=== Required action ===
Return copies of the lines below that mention "fields".

Data about app and page elements
━━━━

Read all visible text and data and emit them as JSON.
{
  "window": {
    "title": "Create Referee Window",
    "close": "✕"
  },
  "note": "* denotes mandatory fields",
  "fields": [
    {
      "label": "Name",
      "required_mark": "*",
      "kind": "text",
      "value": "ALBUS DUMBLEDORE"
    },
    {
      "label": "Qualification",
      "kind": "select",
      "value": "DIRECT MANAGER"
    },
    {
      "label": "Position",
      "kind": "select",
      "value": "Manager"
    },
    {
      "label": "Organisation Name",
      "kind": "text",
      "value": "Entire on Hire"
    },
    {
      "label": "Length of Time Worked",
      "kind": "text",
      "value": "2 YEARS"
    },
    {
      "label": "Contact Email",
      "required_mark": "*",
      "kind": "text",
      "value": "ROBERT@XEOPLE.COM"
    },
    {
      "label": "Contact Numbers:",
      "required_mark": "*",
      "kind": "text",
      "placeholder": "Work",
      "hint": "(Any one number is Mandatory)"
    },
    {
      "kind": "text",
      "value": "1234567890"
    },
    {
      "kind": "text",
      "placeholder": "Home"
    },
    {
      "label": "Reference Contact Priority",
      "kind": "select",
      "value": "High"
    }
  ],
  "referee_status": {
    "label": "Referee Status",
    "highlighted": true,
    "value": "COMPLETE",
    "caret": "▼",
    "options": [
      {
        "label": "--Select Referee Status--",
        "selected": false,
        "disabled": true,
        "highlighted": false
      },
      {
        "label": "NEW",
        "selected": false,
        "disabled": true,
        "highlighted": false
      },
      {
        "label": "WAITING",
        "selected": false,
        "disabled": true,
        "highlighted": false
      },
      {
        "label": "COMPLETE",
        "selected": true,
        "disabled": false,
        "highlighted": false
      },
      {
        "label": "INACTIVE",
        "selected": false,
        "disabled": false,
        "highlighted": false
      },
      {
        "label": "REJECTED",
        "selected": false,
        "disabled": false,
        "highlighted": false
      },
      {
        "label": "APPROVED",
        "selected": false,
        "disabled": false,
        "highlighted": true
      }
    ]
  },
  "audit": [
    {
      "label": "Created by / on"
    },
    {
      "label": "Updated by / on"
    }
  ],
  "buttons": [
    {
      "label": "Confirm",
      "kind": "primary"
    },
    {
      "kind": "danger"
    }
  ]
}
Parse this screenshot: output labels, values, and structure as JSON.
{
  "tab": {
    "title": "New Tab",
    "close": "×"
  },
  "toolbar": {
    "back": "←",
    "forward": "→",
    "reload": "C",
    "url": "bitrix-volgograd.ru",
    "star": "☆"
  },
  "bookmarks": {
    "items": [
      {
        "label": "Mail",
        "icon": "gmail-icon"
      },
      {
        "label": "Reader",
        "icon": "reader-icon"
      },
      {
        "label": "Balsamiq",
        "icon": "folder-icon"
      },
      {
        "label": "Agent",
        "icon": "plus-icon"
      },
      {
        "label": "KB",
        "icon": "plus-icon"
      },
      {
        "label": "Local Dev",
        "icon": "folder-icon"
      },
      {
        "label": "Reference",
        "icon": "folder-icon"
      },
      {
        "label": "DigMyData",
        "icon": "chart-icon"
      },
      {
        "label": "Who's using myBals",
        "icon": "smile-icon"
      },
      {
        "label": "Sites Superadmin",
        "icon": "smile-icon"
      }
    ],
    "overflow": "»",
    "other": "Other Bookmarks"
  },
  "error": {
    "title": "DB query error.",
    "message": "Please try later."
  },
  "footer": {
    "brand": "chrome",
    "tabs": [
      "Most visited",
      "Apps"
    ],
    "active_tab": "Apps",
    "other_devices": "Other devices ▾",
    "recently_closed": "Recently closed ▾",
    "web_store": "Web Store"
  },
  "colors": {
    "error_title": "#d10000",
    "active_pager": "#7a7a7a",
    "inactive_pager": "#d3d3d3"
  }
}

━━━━

=== Written response ===
  "note": "* denotes mandatory fields",
  "fields": [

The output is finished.